The debate over whether or not vaccines cause autism shows no signs of abating. What we hope this website has helped demonstrate is that any assertion that the science has already been done to prove no link is both false and misleading.
At some point, the finger-pointing needs to stop and real science asking the proper questions need to take place. In the meantime, parents would be well served to take precaution with their children to try to achieve an attainable goal: preventing both deadly disease while preventing autism.
In April 2009, Generation Rescue issued a fascinating study, Vaccines and Autism around the World, with a stunning observation:
"The United States has the highest number of mandated vaccines for children under 5 in the world (36, double the Western world average of 18), the highest autism rate in the world (1 in 110 children, 10 times or more the rate of some other Western countries), but only places 34th in the world for its children under 5 mortality rate. What’s going on?"
One table provides particularly concerning data:
|VACCINE SCHEDULES, AUTISM RATES,
AND UNDER 5 MORTALITY FOR SELECT COUNTRIES
||# of Mandatory Vaccines
(<5 years old)
||US Autism Rate Multiplier
||Mortality Rates per 1,000 Children Under 5 years old
||Mortality Rate Worldwide Rank
||1 in 110
||1 in 1,100
||1 in 862
||1 in 475
||1 in 2,000
||1 in 719
||1 in 613
||1 in 1,000
||1 in 2,200
Do we have too much of a good thing?

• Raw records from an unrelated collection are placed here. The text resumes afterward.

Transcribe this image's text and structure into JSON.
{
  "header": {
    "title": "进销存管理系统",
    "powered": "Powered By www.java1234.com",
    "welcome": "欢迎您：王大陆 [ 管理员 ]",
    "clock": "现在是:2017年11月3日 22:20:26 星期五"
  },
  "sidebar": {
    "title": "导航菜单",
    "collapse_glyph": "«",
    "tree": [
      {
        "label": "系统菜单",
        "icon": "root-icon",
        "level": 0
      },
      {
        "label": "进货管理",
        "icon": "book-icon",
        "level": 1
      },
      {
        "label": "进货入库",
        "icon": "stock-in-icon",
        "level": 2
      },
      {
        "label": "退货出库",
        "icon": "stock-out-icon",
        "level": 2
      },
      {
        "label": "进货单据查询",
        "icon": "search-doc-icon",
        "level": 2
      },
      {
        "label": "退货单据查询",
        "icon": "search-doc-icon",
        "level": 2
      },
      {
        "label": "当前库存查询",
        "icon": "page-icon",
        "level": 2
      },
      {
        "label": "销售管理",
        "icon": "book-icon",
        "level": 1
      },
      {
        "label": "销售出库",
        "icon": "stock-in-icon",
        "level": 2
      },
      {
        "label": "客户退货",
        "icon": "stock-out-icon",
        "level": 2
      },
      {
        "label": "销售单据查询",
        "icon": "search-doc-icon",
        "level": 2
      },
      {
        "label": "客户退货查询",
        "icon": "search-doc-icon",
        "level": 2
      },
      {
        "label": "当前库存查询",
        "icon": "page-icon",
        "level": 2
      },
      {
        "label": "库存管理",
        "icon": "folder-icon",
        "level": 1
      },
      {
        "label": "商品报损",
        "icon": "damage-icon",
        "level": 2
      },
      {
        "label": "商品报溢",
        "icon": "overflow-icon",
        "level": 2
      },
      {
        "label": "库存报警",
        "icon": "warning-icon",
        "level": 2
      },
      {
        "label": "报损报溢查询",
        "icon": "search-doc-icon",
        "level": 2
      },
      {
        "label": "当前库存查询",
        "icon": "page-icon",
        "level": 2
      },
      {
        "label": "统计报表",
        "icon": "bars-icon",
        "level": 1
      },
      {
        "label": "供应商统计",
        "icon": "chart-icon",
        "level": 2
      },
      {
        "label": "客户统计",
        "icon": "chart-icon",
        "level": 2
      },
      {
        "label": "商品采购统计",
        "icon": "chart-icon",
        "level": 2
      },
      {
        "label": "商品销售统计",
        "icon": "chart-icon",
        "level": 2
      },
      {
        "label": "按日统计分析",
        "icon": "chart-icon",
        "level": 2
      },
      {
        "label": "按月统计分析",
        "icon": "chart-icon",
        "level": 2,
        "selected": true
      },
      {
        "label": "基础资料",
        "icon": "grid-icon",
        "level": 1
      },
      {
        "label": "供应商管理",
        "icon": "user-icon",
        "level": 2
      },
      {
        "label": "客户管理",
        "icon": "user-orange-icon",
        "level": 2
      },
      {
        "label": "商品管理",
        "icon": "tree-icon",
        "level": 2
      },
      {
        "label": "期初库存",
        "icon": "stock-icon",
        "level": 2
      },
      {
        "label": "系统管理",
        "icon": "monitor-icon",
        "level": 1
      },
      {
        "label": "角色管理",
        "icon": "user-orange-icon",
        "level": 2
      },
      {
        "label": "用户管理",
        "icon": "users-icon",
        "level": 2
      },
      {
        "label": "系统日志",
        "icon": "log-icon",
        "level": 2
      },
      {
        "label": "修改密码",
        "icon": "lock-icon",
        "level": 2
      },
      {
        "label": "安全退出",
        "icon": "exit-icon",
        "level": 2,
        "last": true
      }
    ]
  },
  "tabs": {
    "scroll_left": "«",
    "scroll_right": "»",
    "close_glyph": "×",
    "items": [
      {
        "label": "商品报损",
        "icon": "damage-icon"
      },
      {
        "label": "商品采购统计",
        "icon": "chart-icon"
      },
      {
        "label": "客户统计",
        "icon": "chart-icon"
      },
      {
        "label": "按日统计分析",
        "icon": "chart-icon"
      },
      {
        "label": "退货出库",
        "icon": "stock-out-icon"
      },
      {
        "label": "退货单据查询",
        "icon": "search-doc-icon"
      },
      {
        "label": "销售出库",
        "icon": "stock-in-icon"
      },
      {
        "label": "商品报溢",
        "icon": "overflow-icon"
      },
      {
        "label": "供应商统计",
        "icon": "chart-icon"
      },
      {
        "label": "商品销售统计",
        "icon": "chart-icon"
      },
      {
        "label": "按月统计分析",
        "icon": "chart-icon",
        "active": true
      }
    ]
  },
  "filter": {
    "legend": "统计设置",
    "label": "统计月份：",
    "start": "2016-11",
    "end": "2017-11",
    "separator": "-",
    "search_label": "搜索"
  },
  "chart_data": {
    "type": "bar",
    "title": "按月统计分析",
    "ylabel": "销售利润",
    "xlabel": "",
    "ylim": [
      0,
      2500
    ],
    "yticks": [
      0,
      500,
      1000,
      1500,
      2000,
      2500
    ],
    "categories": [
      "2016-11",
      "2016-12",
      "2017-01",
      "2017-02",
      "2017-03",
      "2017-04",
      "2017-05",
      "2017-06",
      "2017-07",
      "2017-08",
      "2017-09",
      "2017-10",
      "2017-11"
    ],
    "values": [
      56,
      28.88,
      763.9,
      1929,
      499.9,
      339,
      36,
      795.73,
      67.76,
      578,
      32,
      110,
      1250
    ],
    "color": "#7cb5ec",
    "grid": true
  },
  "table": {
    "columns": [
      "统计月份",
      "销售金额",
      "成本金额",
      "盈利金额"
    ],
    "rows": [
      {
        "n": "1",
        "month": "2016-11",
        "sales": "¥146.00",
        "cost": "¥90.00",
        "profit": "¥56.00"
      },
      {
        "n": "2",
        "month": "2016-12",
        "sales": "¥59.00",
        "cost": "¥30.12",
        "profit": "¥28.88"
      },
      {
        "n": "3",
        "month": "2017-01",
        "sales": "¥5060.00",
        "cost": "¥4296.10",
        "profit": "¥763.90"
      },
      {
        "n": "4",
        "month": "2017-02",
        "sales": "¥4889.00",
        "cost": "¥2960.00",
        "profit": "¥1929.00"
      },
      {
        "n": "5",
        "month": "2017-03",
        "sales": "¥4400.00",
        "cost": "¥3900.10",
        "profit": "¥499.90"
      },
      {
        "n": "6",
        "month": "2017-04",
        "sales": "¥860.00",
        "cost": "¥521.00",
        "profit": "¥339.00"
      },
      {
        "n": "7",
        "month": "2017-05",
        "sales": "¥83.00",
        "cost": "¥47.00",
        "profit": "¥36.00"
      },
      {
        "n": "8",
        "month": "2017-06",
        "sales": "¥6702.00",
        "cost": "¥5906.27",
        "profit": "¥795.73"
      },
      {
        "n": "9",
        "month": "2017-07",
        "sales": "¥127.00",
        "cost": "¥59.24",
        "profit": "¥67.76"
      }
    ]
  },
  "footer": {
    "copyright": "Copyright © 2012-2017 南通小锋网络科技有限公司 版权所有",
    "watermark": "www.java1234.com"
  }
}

Because the vaccination schedule has been built up so quickly, it is difficult to analyze its impact on any one child. Therefore, studying unvaccinated children may be our best hope for finding the cause of a disorder estimated to impact 1 in 110 children. In the meantime, parents may want to consider the vaccination schedules of some European countries that have significantly lower rates of autism, child mortality, and mandated vaccines:
Note: Vaccine schedules for certain countries were unobtainable